The one stretch that rickshaw pullers like him dread is between Chowdhury Bazaar and the High Court – a narrow, busy road where one has to dodge fast-moving vehicles. “Mornings are busy in Chowdhury Bazaar and High Court. At that time, people come in for work to the High Court  and to shop at Chowdhury Bazaar. I get tired when I have to go on these routes,” he says. Quiet afternoons with no traffic are the best times for rickshaw pullers, he adds.

People are not getting out a lot these days so we’re getting fewer customers than usual. Illustrated by Antara Raman

Tukuna’s home is in Bayalis Mouza, a hamlet in Cuttack Sadar taluka. He lives here with his family that includes his wife, daughter and father. “When the responsibility of my family fell on me, I decided to do this. I didn’t want to work in a company because they don’t provide daily wages,” he says. 

His day typically starts at 5 a.m and he eats the breakfast his wife has prepared. “I eat pakhala (a traditional Odia dish of  rice soaked in water and curd) with aloo poda (roasted potato), baigana poda (roasted brinjal) or any other vegetable depending on what is affordable. We all sit together and eat,” he said. He finishes a few chores at home before leaving for work.

By 4 p.m., Tukuna is ready to leave for home. “I spend time with my family. My daughter is in Class 10, and I enjoy talking to her about her day in school. We have a television at home so we watch the news and other programmes,” he says, adding, “Swapna [daughter] goes to a government school so we don’t have to pay fees, but we send her to tuition classes in the evening, which costs us 500 rupees. I want my daughter to study well and get a good job so she can have a better life.” Tukuna studied till Class 6.

His wife Arati is part of a self help group (SHG) in their locality and when the family needs a loan they reach out to the SHG as that is the only source to borrow from. “We wish we could get some more help from the government,” says Tukuna, as he turned away, waiting for a customer to turn up.

Over time, he has figured out this balancing act (of carrying his customers on his vehicle) but it’s still a tough haul. Photo by Disha Acharya

Editor's note
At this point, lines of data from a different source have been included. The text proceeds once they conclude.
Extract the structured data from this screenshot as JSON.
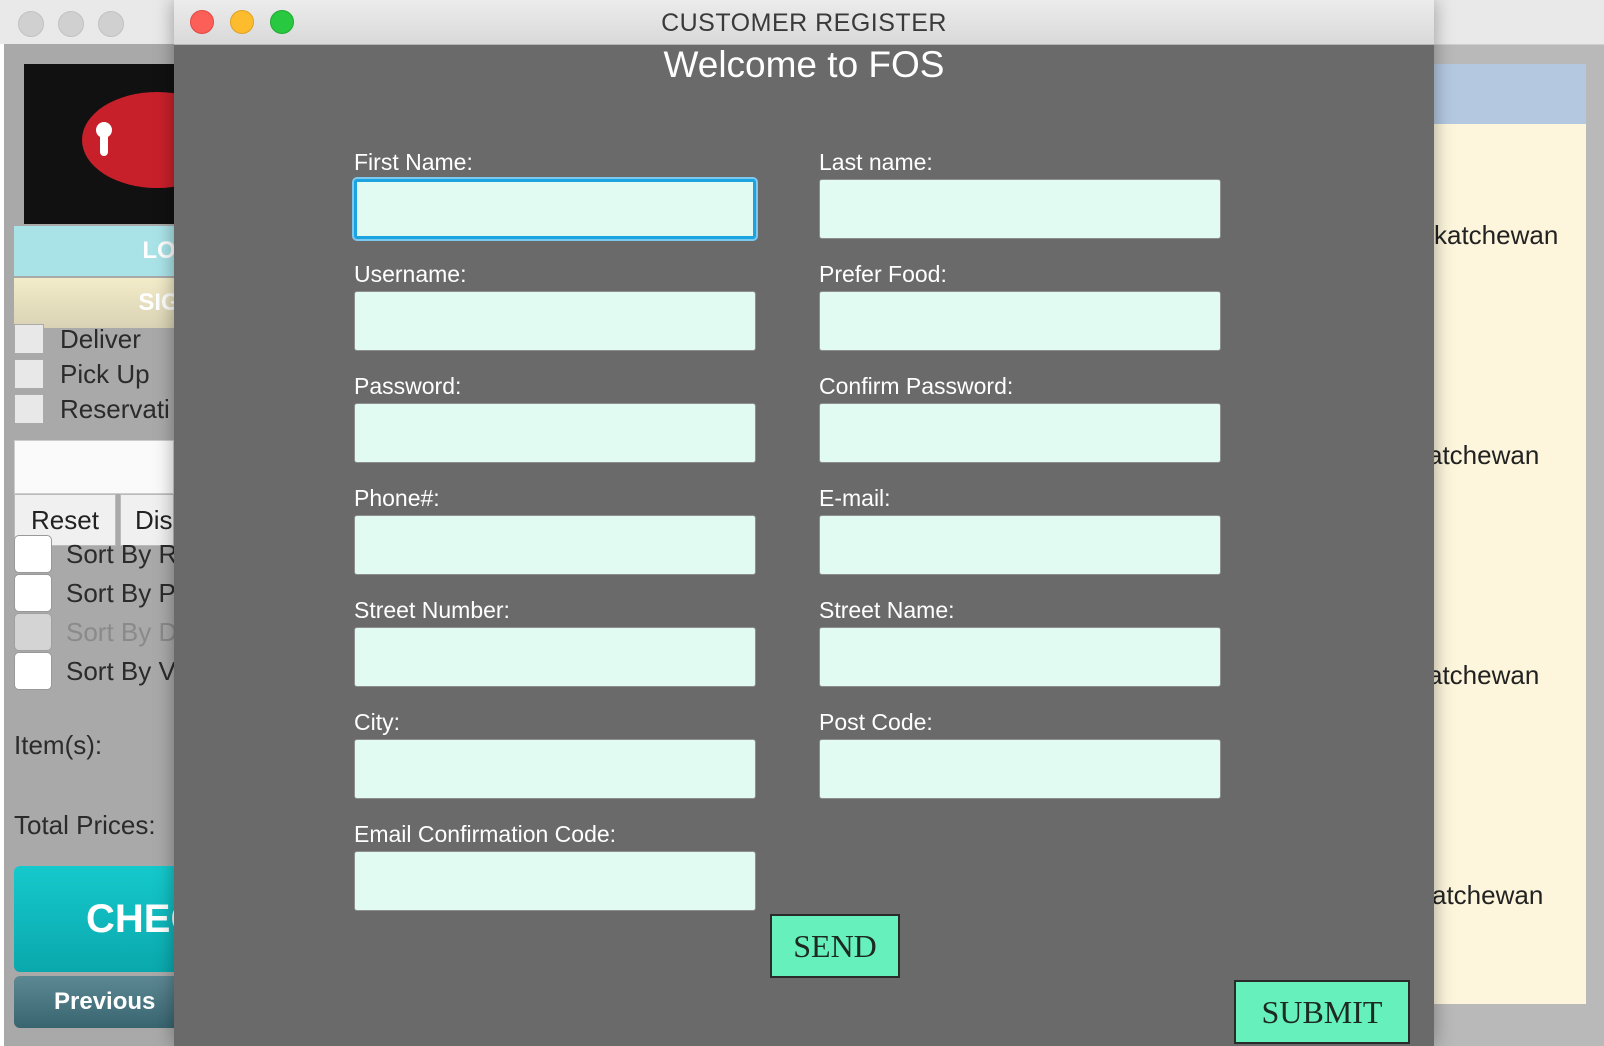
{
  "background_window": {
    "left_panel": {
      "login_label": "LO",
      "signup_label": "SIG",
      "delivery_options": [
        "Deliver",
        "Pick Up",
        "Reservati"
      ],
      "reset_label": "Reset",
      "dis_label": "Dis",
      "sort_options": [
        "Sort By R",
        "Sort By P",
        "Sort By D",
        "Sort By V"
      ],
      "items_label": "Item(s):",
      "total_label": "Total Prices:",
      "checkout_label": "CHEC",
      "previous_label": "Previous"
    },
    "right_panel": {
      "rows": [
        "katchewan",
        "atchewan",
        "atchewan",
        "atchewan"
      ]
    }
  },
  "dialog": {
    "title": "CUSTOMER REGISTER",
    "welcome": "Welcome to FOS",
    "fields": {
      "first_name": {
        "label": "First Name:",
        "value": ""
      },
      "last_name": {
        "label": "Last name:",
        "value": ""
      },
      "username": {
        "label": "Username:",
        "value": ""
      },
      "prefer_food": {
        "label": "Prefer Food:",
        "value": ""
      },
      "password": {
        "label": "Password:",
        "value": ""
      },
      "confirm_password": {
        "label": "Confirm Password:",
        "value": ""
      },
      "phone": {
        "label": "Phone#:",
        "value": ""
      },
      "email": {
        "label": "E-mail:",
        "value": ""
      },
      "street_number": {
        "label": "Street Number:",
        "value": ""
      },
      "street_name": {
        "label": "Street Name:",
        "value": ""
      },
      "city": {
        "label": "City:",
        "value": ""
      },
      "post_code": {
        "label": "Post Code:",
        "value": ""
      },
      "email_code": {
        "label": "Email Confirmation Code:",
        "value": ""
      }
    },
    "send_label": "SEND",
    "submit_label": "SUBMIT"
  },
  "colors": {
    "dialog_bg": "#6a6a6a",
    "field_bg": "#e2fbf2",
    "button_bg": "#66f0bb",
    "focus_ring": "#1ba4e0"
  }
}
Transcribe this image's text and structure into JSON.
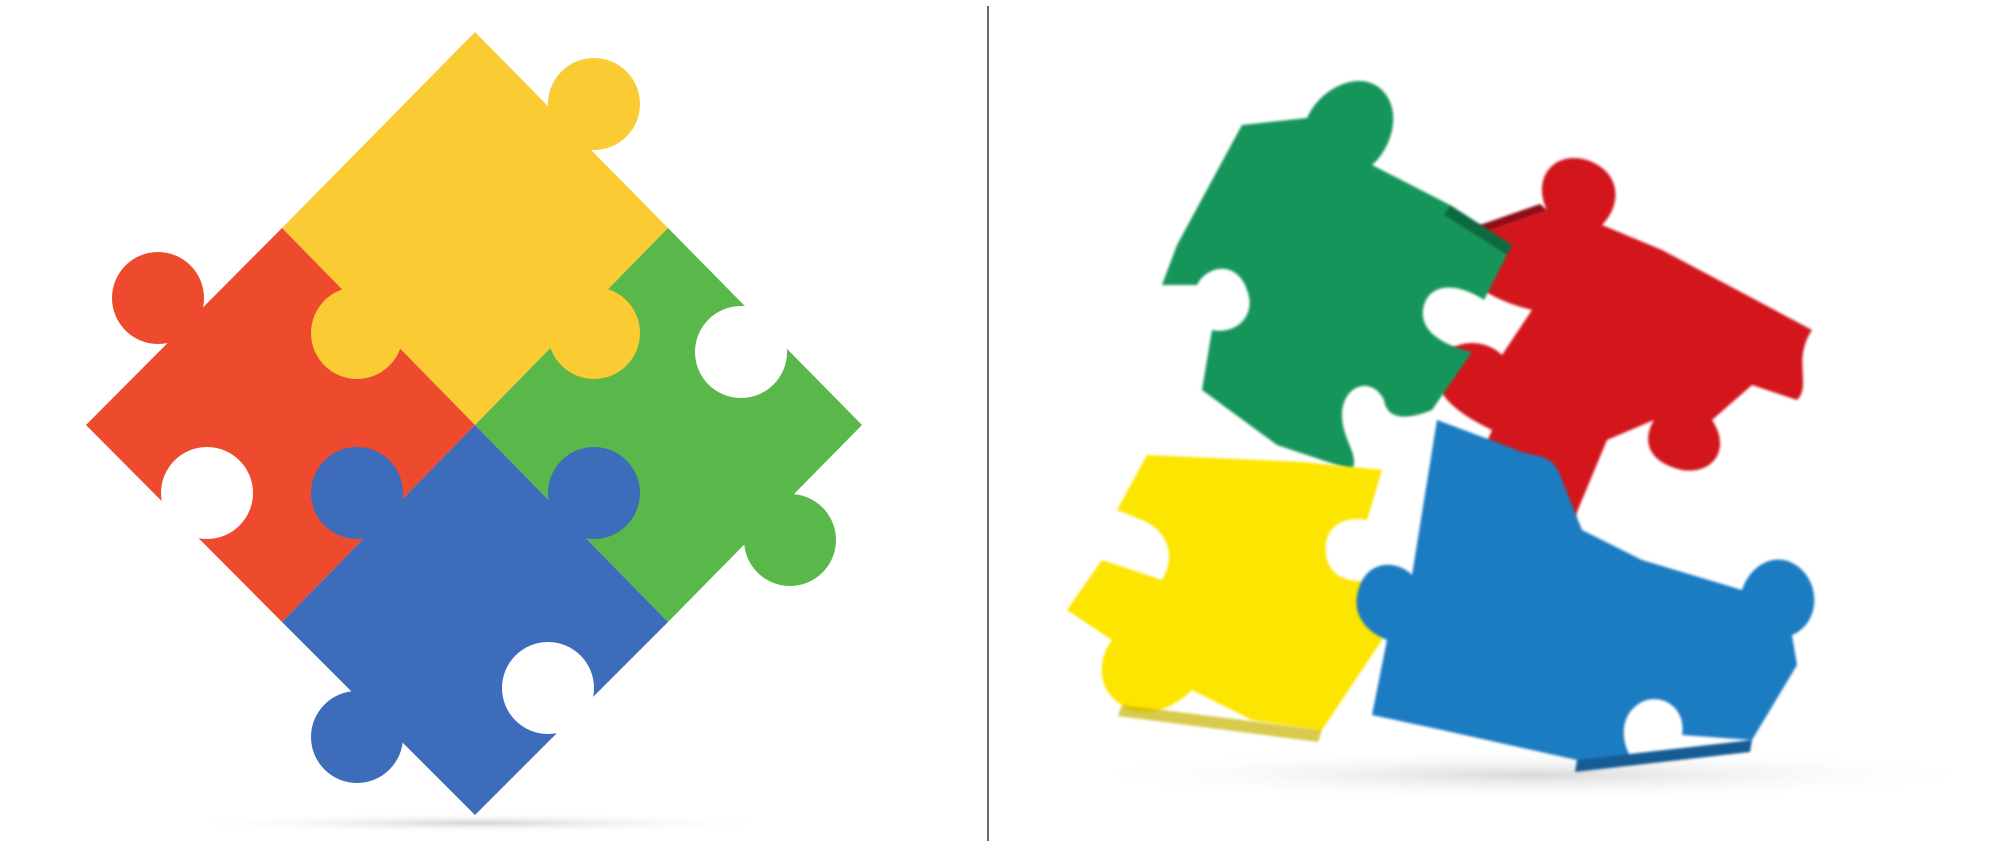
{
  "colors": {
    "background": "#ffffff",
    "divider": "#6b6b6b",
    "flat_yellow": "#FBCB33",
    "flat_red": "#EE4A2D",
    "flat_green": "#5AB84A",
    "flat_blue": "#3D6CBB",
    "photo_green": "#13955A",
    "photo_red": "#D2121D",
    "photo_yellow": "#FCE503",
    "photo_blue": "#1B7BC2"
  },
  "icons": {
    "left": "flat-jigsaw-puzzle-icon",
    "right": "3d-jigsaw-puzzle-pieces-icon"
  },
  "left_pieces": [
    {
      "name": "yellow-puzzle-piece",
      "color_key": "flat_yellow"
    },
    {
      "name": "red-puzzle-piece",
      "color_key": "flat_red"
    },
    {
      "name": "green-puzzle-piece",
      "color_key": "flat_green"
    },
    {
      "name": "blue-puzzle-piece",
      "color_key": "flat_blue"
    }
  ],
  "right_pieces": [
    {
      "name": "green-3d-puzzle-piece",
      "color_key": "photo_green"
    },
    {
      "name": "red-3d-puzzle-piece",
      "color_key": "photo_red"
    },
    {
      "name": "yellow-3d-puzzle-piece",
      "color_key": "photo_yellow"
    },
    {
      "name": "blue-3d-puzzle-piece",
      "color_key": "photo_blue"
    }
  ]
}
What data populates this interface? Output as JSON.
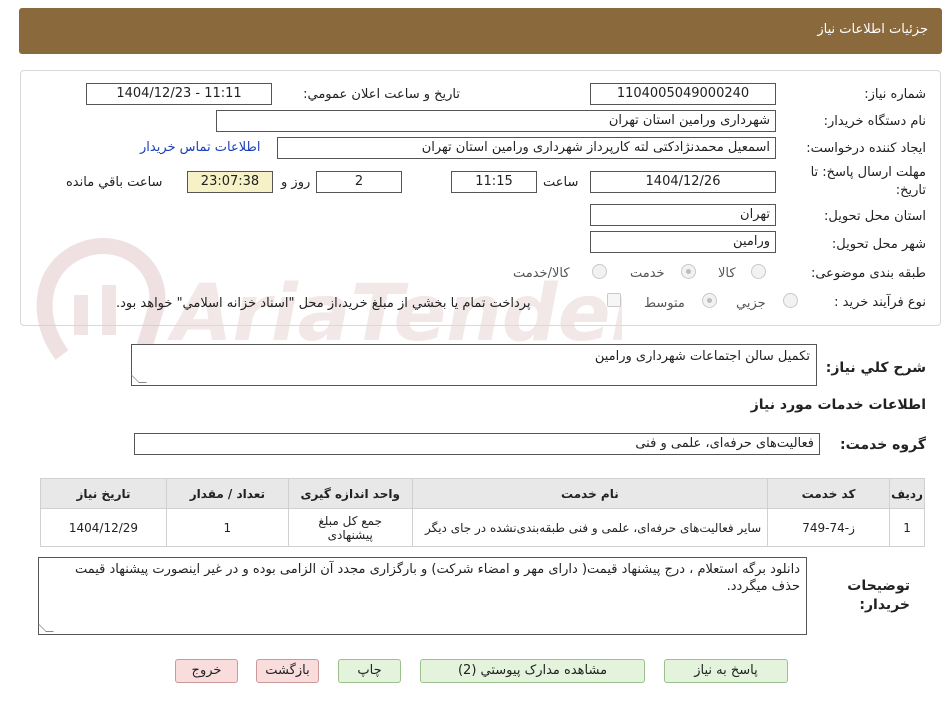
{
  "header": {
    "title": "جزئیات اطلاعات نیاز"
  },
  "form": {
    "need_number": {
      "label": "شماره نیاز:",
      "value": "1104005049000240"
    },
    "announce_datetime": {
      "label": "تاریخ و ساعت اعلان عمومي:",
      "value": "1404/12/23 - 11:11"
    },
    "buyer_org": {
      "label": "نام دستگاه خريدار:",
      "value": "شهرداری ورامين استان تهران"
    },
    "requester": {
      "label": "ايجاد کننده درخواست:",
      "value": "اسمعیل محمدنژادکتی لته کارپرداز شهرداری ورامين استان تهران",
      "contact_link": "اطلاعات تماس خريدار"
    },
    "deadline": {
      "label_line1": "مهلت ارسال پاسخ: تا",
      "label_line2": "تاريخ:",
      "date": "1404/12/26",
      "time_label": "ساعت",
      "time": "11:15",
      "days": "2",
      "days_label": "روز و",
      "remaining": "23:07:38",
      "remaining_label": "ساعت باقي مانده"
    },
    "province": {
      "label": "استان محل تحويل:",
      "value": "تهران"
    },
    "city": {
      "label": "شهر محل تحويل:",
      "value": "ورامين"
    },
    "category": {
      "label": "طبقه بندی موضوعی:",
      "options": [
        "کالا",
        "خدمت",
        "کالا/خدمت"
      ],
      "selected": "خدمت"
    },
    "purchase_type": {
      "label": "نوع فرآيند خريد :",
      "options": [
        "جزيي",
        "متوسط"
      ],
      "selected": "متوسط",
      "payment_note": "پرداخت تمام يا بخشي از مبلغ خريد،از محل \"اسناد خزانه اسلامي\" خواهد بود."
    }
  },
  "summary": {
    "label": "شرح کلي نياز:",
    "value": "تکمیل سالن اجتماعات شهرداری ورامين"
  },
  "services": {
    "section_title": "اطلاعات خدمات مورد نياز",
    "group_label": "گروه خدمت:",
    "group_value": "فعاليت‌هاى حرفه‌اى، علمى و فنى",
    "columns": [
      "رديف",
      "کد خدمت",
      "نام خدمت",
      "واحد اندازه گيری",
      "تعداد / مقدار",
      "تاريخ نياز"
    ],
    "rows": [
      {
        "row": "1",
        "code": "ز-74-749",
        "name": "ساير فعاليت‌هاى حرفه‌اى، علمى و فنى طبقه‌بندى‌نشده در جای ديگر",
        "unit": "جمع کل مبلغ پيشنهادی",
        "qty": "1",
        "date": "1404/12/29"
      }
    ]
  },
  "buyer_notes": {
    "label_line1": "توضيحات",
    "label_line2": "خريدار:",
    "value": "دانلود برگه استعلام ، درج پيشنهاد قيمت( دارای مهر و امضاء شرکت) و بارگزاری مجدد آن الزامی بوده و در غير اينصورت پيشنهاد قيمت حذف ميگردد."
  },
  "buttons": {
    "respond": "پاسخ به نياز",
    "attachments": "مشاهده مدارک پيوستي (2)",
    "print": "چاپ",
    "back": "بازگشت",
    "exit": "خروج"
  },
  "watermark": {
    "text": "AriaTender.neT"
  },
  "colors": {
    "header_bg": "#8a6a3c",
    "link": "#1a3fb8",
    "button_green": "#e4f3dc",
    "button_red": "#f9dcdc",
    "highlight_yellow": "#f6f1c6"
  },
  "icons": [
    "resize-grip-icon",
    "aria-tender-logo-icon"
  ]
}
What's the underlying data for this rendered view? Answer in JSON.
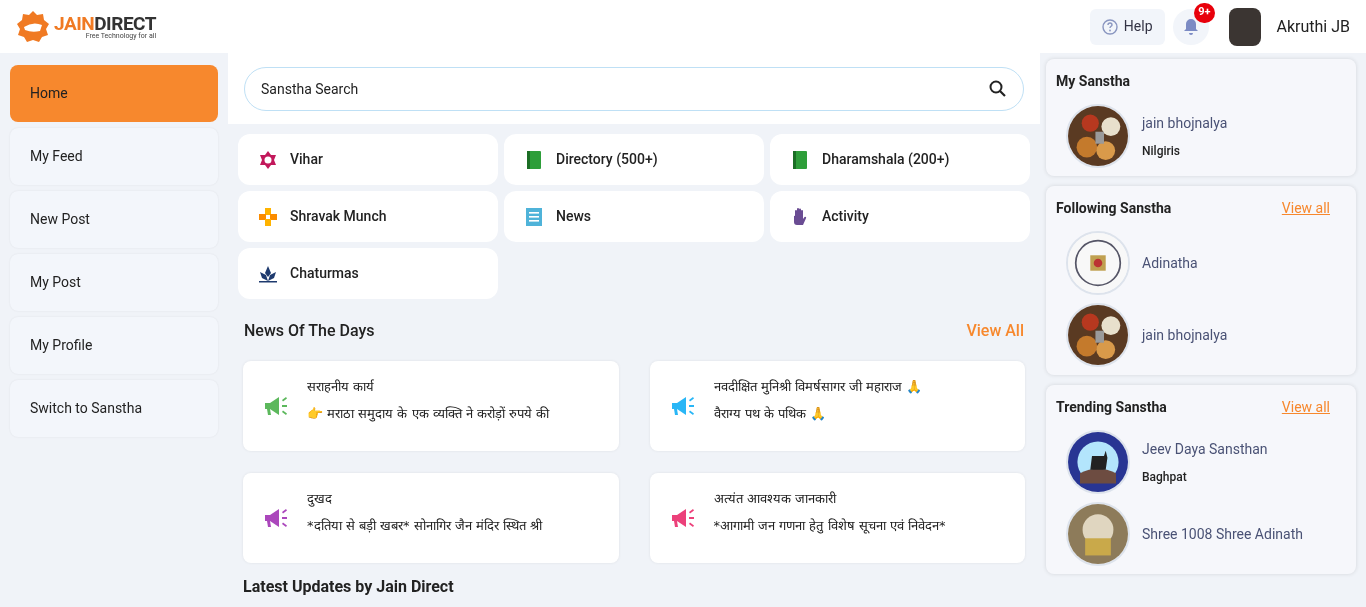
{
  "header": {
    "logo_highlight": "JAIN",
    "logo_rest": "DIRECT",
    "logo_tagline": "Free Technology for all",
    "help": "Help",
    "notification_count": "9+",
    "user_name": "Akruthi JB"
  },
  "sidebar": {
    "items": [
      {
        "label": "Home",
        "selected": true
      },
      {
        "label": "My Feed",
        "selected": false
      },
      {
        "label": "New Post",
        "selected": false
      },
      {
        "label": "My Post",
        "selected": false
      },
      {
        "label": "My Profile",
        "selected": false
      },
      {
        "label": "Switch to Sanstha",
        "selected": false
      }
    ]
  },
  "search": {
    "placeholder": "Sanstha Search"
  },
  "tiles": [
    {
      "label": "Vihar"
    },
    {
      "label": "Directory (500+)"
    },
    {
      "label": "Dharamshala (200+)"
    },
    {
      "label": "Shravak Munch"
    },
    {
      "label": "News"
    },
    {
      "label": "Activity"
    },
    {
      "label": "Chaturmas"
    }
  ],
  "news": {
    "title": "News Of The Days",
    "view_all": "View All",
    "items": [
      {
        "title": "सराहनीय कार्य",
        "text": "👉 मराठा समुदाय के एक व्यक्ति ने करोड़ों रुपये की",
        "color": "#5cb85c"
      },
      {
        "title": "नवदीक्षित मुनिश्री विमर्षसागर जी महाराज 🙏",
        "text": "वैराग्य पथ के पथिक 🙏",
        "color": "#29b6f6"
      },
      {
        "title": "दुखद",
        "text": "*दतिया से बड़ी खबर* सोनागिर जैन मंदिर स्थित श्री",
        "color": "#ab47bc"
      },
      {
        "title": "अत्यंत आवश्यक जानकारी",
        "text": "*आगामी जन गणना हेतु विशेष सूचना एवं निवेदन*",
        "color": "#ec407a"
      }
    ]
  },
  "latest_heading": "Latest Updates by Jain Direct",
  "panels": [
    {
      "title": "My Sanstha",
      "items": [
        {
          "name": "jain bhojnalya",
          "location": "Nilgiris"
        }
      ]
    },
    {
      "title": "Following Sanstha",
      "view_all": "View all",
      "items": [
        {
          "name": "Adinatha"
        },
        {
          "name": "jain bhojnalya"
        }
      ]
    },
    {
      "title": "Trending Sanstha",
      "view_all": "View all",
      "items": [
        {
          "name": "Jeev Daya Sansthan",
          "location": "Baghpat"
        },
        {
          "name": "Shree 1008 Shree Adinath"
        }
      ]
    }
  ]
}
Disha Acharya completed her Bachelors in media and communication from the Manipal Institute of Communication in 2020. She says: “When I met Tukuna Samal in December, 2020, he was the only rickshaw puller in the area waiting for work. Even though most shops were closed in the intense afternoon heat, he stood on the streets of Cuttack with hope that he would find the odd customer and thereby ensure a better life for his daughter. As an aspiring reporter, working with PARI Education has helped me understand how to look for stories, and I see so many around me that we ignore.”

Antara Raman is an illustrator and graphic designer based in Bangalore. The social sciences and a passion for ecology and conservation are the biggest influences on her work. An avid reader, her illustrations for PARI are defined by their narrative quality and metaphorical use of colour.